Lenin: storm chaser

Lenin was truly Satanic.  Unlike Marx, he was a man of total action.  Like a Satanist, he loved humanity, he objectified progress by eliminating the notion of ethics from progress. Having arrived as a German agent from Basil, Germany hoped to soften up its rear front against Russia, in the hope of alleviating resources for the western front tied up and paralyzed in France.  It worked.  All to well.

2018 is the centenary of the Russian Revolution.  By far the best account is Yale Universities Laura Engelstein’s Russia in Flames:  War, Revolution and Civil War 1914-1921.

Engelstein’s account covers not just world war, but two revolutions, their prelude and the civil war that followed.  A civil war that the Bolsheviks wanted to foment.  Lenin calculated that a great sorting, a process of clarification would leave the Bolsheviks alone on top.  As Lenin often said, the worse, the better.  The war turned out to be more terrible than even Lenin envisaged.  In the end, it served his and Germany’s purpose.

The Bolshevik’s were storm-chasers, struggling to keep up with events they could not control, only socially-politically harness.  The successive iterations of the provisional government, the best known of which was led by Alexander Kerensky, were actually rent from the crisis of revolution.

Kerensky failed to feed the cities, he couldn’t satisfy the demand by both workers and peasants that Lenin’s fomentation aroused.  Finally, it was democratic principles and a justified fear of political radicals keep Kerensky from gambling on a more authoritarian mien until it was far too late.

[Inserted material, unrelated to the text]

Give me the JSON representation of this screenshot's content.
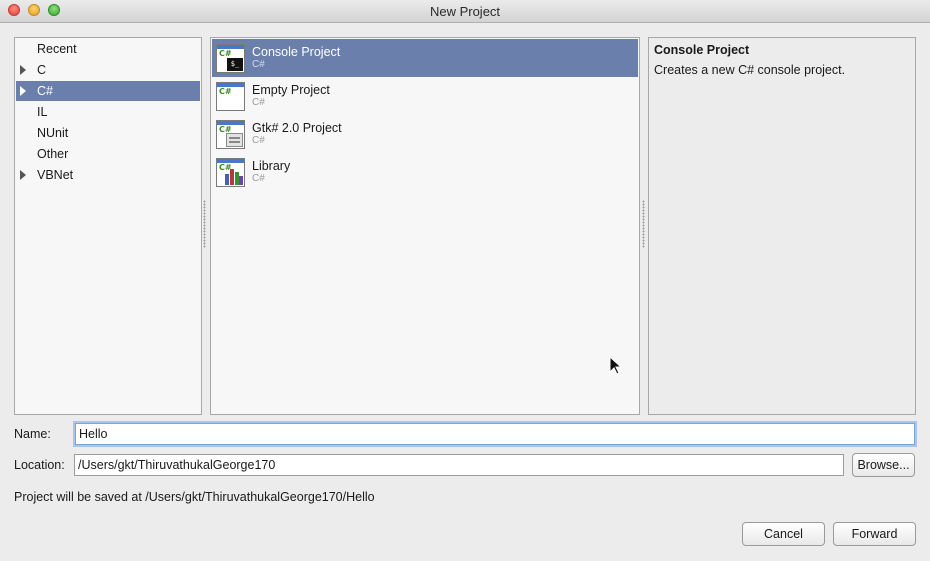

Even by this time, the Bolshevik’s didn’t take the helm.  Lenin waited this out. Like a true totalitarian revolutionary, everything was used to strengthen his appeal.

April, June, and July all saw powerful eruptions of popular discontent which were beyond any government to control.  Lenin saw those at the political center exhaust themselves and their political credit.

According to Nikolai Sukhanov, Lenin was aiming to create social, political conditions that made it favorable for him to seize power.  The Bolshevik’s built their base, patiently gathering support among the population, in factories and throughout the military.  Then they mobilized a disciplined mass in a manner designed to invite disorder to topple the reigning, exhausted, ameliorated provisional government.  This was performed under the guise of imposing order.  In October of 1918, Lenin seized this scheme upon the Russian people.

What Lenin did was create the social base for governance (read Muslim Brotherhood in Egypt).  He sought to openly handle, even wrestle the maintenance of the state from Kerensky by running the successor to Russia’s failed autocracy.  He simple transformed the excitement of social revolution and liberty into an exercise of raw autocratic power.  Something only Tocqueville expected.  With Lenin, we witness the return of political tribalism that constituted premodern life.  An old gnostic cult of leadership re-emerged (Eric Voegelin).

Its over now, and we’ve got hundreds of millions of dead to prove why the criminalization of political differences is the harbinger for demise.


About William Holland

Systematic Theologian/International Relations
This entry was posted in Russia, Uncategorized and tagged , , , , , . Bookmark the permalink.

Leave a Reply

Fill in your details below or click an icon to log in:

WordPress.com Logo

You are commenting using your WordPress.com account. Log Out /  Change )

Facebook photo

You are commenting using your Facebook account. Log Out /  Change )

Connecting to %s